Proper exegesis is essential in truly understanding scripture, and it's INTENDED, ORIGINAL context.

That said, I think I know what timmyb was saying in the O.P.
(Let's see if I correctly read his comment...)

I know that sometimes people take scripture, or single passages & try to twist & mold it to fit their personal life; which is entirely missing the point, & not an accurate way to apply scripture to one's life.

So, rather than fitting scripture to FIT your life, you need to fit your life to scripture.
:) (I THINK that's what he was saying....)

Lastly, Diolectic gave a great answer concerning "face value", so I'll just refer to what he said.
;)

MacGyver
Jan 4th 2009, 03:06 AM
Diolectic is right on. And to expand on what all has been said, Scripture can be interpreted in more than one sense, as St. Gregory said, "Holy Scripture by the manner of its language transcends every science, because in one and the same sentence, while it describes a fact, it reveals a mystery."

The moral sense of Scripture is one of the spiritual senses. Though the literal sense is the sense that the author had in mind when he wrote it, which is the primary sense that should never be overlooked, but Sacred Scripture has many places in it that we can apply to our lives that was not originally meant to be directed to you or me specifically.

markdrums
Jan 4th 2009, 10:42 AM
Diolectic is right on. And to expand on what all has been said, Scripture can be interpreted in more than one sense, as St. Gregory said, "Holy Scripture by the manner of its language transcends every science, because in one and the same sentence, while it describes a fact, it reveals a mystery."

The moral sense of Scripture is one of the spiritual senses. Though the literal sense is the sense that the author had in mind when he wrote it, which is the primary sense that should never be overlooked, but Sacred Scripture has many places in it that we can apply to our lives that was not originally meant to be directed to you or me specifically.

Well, SOME scripture is meant Literally, and it's important to use caution and NOT literalize passages that aren't supposed to be taken in such manner.

;)

But that's a WHOLE NEW thread topic......

Firstfruits
Jan 4th 2009, 11:58 AM
Well, SOME scripture is meant Literally, and it's important to use caution and NOT literalize passages that aren't supposed to be taken in such manner.

;)

But that's a WHOLE NEW thread topic......

This is why I said that not everything in scripture apllies since the advent of Christ.

Firstfruits

MacGyver
Jan 4th 2009, 03:13 PM
Well, SOME scripture is meant Literally, and it's important to use caution and NOT literalize passages that aren't supposed to be taken in such manner.

;)
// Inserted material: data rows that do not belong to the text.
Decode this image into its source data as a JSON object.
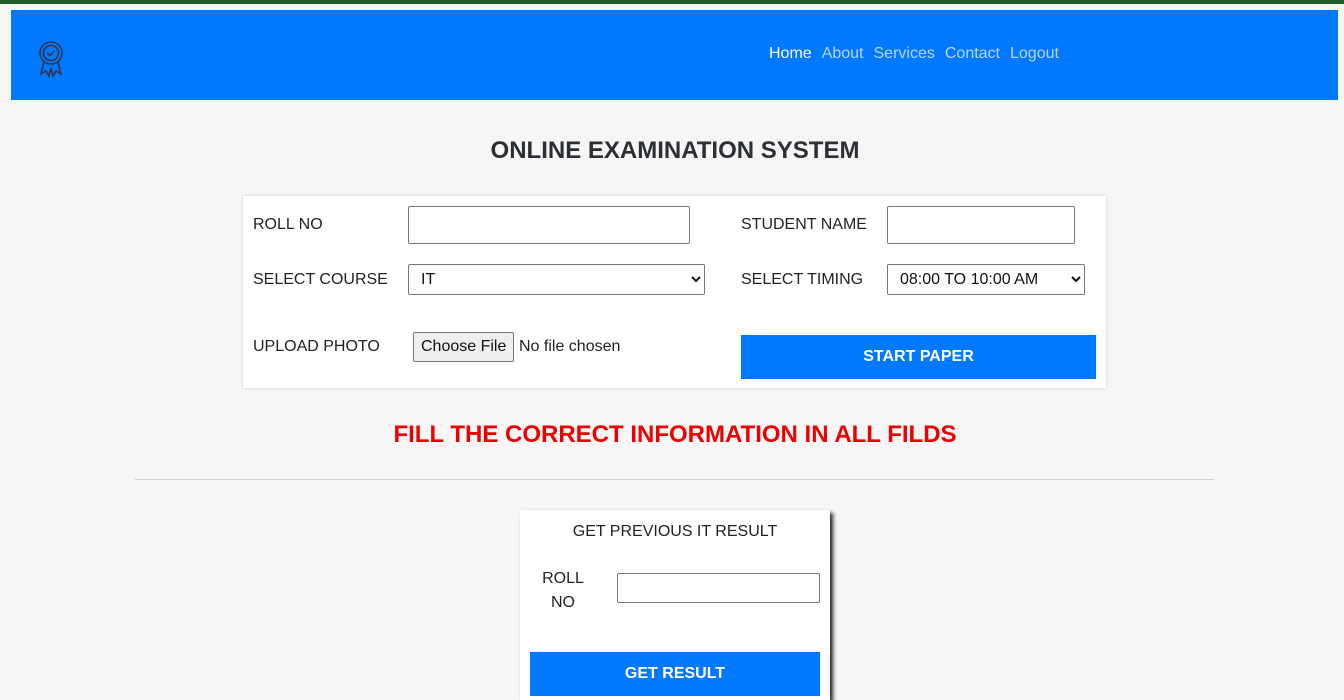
{
  "nav": {
    "links": [
      "Home",
      "About",
      "Services",
      "Contact",
      "Logout"
    ],
    "active": "Home",
    "logo_icon": "award-badge-icon"
  },
  "page": {
    "title": "ONLINE EXAMINATION SYSTEM",
    "warning": "FILL THE CORRECT INFORMATION IN ALL FILDS"
  },
  "form": {
    "roll_label": "ROLL NO",
    "roll_value": "",
    "name_label": "STUDENT NAME",
    "name_value": "",
    "course_label": "SELECT COURSE",
    "course_value": "IT",
    "timing_label": "SELECT TIMING",
    "timing_value": "08:00 TO 10:00 AM",
    "photo_label": "UPLOAD PHOTO",
    "file_button": "Choose File",
    "file_status": "No file chosen",
    "start_button": "START PAPER"
  },
  "result": {
    "title": "GET PREVIOUS IT RESULT",
    "roll_label": "ROLL NO",
    "roll_value": "",
    "button": "GET RESULT"
  },
  "colors": {
    "primary": "#0078ff",
    "warning": "#ee0000",
    "topline": "#1e5f2a"
  }
}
But that's a WHOLE NEW thread topic......Exactly, like you said it is another topic. But to clarify myself a little bit, the literal sense can be metaphorical language and even symbolic language to a degree. Sometimes symbolism is referrring to something literal without being allegorical. Not that I think others don't know that I am just saying that in order to point out that I was not trying to imply that we are suppose to take metaphors and symbols in a complete literal sense, it is easy to be misunderstood.

markdrums
Jan 4th 2009, 08:06 PM
Exactly, like you said it is another topic. But to clarify myself a little bit, the literal sense can be metaphorical language and even symbolic language to a degree. Sometimes symbolism is referrring to something literal without being allegorical. Not that I think others don't know that I am just saying that in order to point out that I was not trying to imply that we are suppose to take metaphors and symbols in a complete literal sense, it is easy to be misunderstood.

Gotcha!
That makes sense. I understand what you're saying now. :)

Good clarification!